Data section:
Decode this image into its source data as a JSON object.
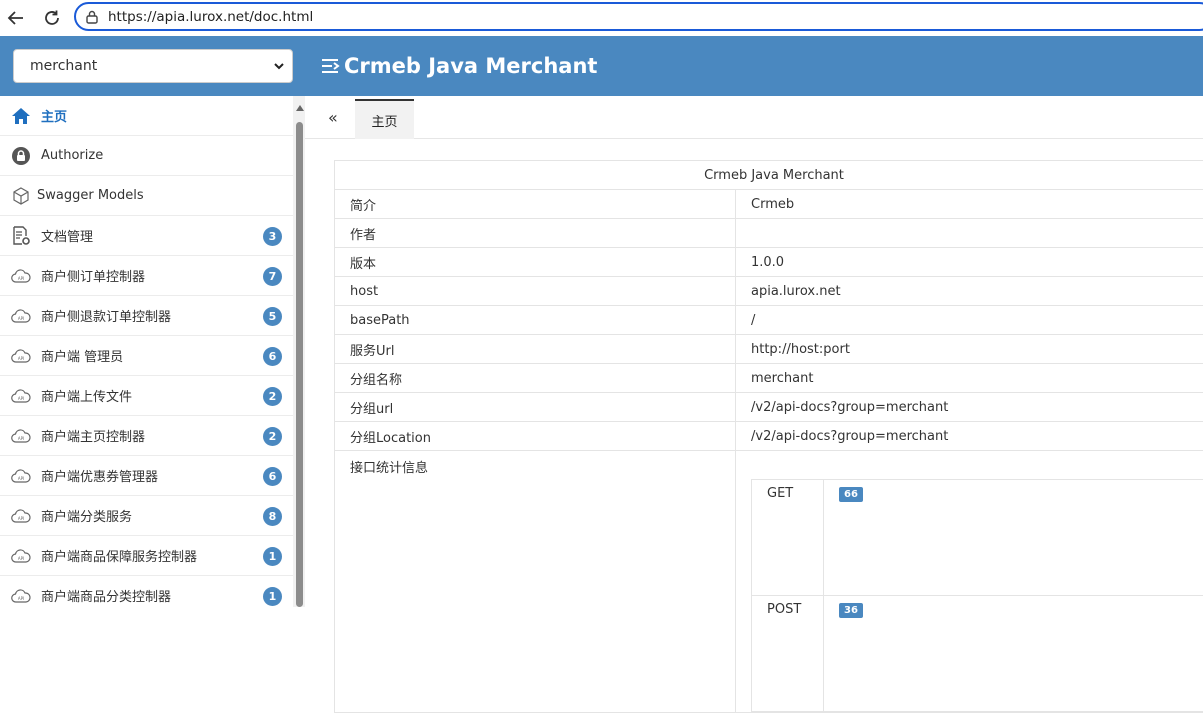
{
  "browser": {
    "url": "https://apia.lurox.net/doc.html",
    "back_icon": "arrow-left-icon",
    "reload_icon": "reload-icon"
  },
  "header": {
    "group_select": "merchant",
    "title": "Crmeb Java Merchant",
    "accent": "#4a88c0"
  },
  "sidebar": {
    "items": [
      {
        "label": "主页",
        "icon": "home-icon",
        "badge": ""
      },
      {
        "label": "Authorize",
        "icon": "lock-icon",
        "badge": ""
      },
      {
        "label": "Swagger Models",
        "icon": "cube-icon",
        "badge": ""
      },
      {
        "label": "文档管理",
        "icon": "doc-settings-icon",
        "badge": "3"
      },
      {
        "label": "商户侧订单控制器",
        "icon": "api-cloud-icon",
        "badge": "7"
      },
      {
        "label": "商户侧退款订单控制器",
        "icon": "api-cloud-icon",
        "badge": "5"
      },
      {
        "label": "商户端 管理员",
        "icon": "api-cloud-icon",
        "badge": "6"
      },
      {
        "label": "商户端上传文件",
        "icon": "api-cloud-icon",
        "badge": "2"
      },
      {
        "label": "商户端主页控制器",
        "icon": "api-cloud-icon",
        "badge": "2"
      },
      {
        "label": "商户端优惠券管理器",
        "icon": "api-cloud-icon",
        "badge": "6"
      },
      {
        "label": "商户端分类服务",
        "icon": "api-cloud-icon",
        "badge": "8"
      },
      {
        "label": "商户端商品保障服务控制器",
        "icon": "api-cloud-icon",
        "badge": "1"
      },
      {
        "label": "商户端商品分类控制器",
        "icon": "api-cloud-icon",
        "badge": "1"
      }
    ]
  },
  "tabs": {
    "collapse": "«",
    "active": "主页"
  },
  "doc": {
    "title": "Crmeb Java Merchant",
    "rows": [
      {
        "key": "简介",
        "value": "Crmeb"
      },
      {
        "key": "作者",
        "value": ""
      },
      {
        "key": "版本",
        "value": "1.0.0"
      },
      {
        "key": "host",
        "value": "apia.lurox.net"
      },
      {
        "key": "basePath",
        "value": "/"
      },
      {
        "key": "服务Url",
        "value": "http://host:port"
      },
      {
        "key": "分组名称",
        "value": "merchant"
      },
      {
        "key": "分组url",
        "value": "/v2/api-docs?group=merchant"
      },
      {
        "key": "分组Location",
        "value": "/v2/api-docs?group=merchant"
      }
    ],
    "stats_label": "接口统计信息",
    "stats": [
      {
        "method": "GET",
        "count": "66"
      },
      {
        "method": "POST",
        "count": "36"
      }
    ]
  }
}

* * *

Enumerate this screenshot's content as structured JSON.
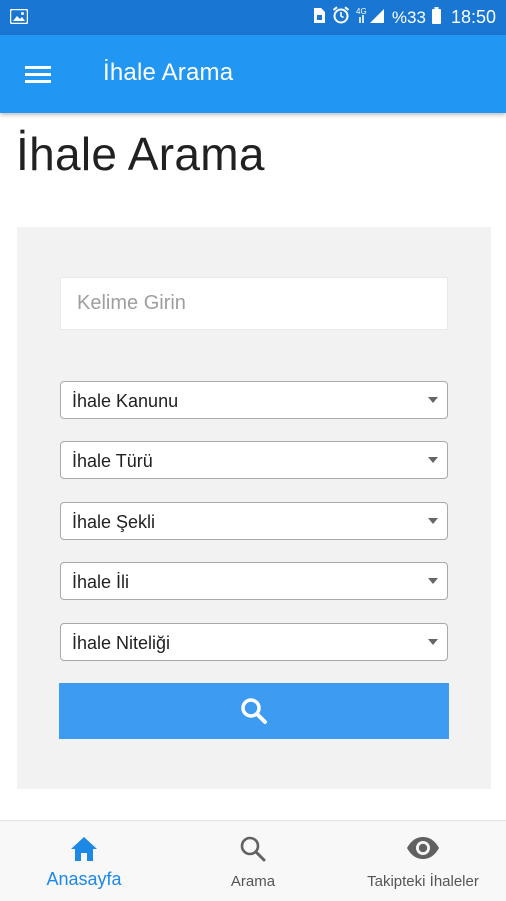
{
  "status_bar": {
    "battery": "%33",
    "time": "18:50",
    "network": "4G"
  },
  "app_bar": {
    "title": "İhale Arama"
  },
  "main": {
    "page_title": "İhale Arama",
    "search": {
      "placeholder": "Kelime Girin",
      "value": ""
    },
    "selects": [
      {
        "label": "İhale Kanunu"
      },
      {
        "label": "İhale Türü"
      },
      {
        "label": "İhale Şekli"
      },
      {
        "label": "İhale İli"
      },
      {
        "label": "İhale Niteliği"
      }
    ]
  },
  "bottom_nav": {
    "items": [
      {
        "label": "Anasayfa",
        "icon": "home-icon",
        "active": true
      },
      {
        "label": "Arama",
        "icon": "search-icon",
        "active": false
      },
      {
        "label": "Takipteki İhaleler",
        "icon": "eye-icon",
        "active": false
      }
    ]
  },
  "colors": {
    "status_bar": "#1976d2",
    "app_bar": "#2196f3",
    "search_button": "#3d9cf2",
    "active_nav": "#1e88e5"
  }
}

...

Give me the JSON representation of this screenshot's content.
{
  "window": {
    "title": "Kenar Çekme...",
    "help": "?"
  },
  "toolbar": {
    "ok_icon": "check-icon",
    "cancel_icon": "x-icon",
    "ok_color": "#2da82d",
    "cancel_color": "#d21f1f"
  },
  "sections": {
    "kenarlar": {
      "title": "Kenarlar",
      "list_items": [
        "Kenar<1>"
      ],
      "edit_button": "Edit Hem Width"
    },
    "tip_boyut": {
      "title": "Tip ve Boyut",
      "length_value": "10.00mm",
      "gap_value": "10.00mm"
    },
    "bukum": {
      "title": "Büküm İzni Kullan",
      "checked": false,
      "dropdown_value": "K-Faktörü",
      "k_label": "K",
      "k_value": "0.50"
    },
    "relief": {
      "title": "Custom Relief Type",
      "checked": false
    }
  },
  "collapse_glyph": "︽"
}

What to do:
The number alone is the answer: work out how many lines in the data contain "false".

Answer to the exercise:
4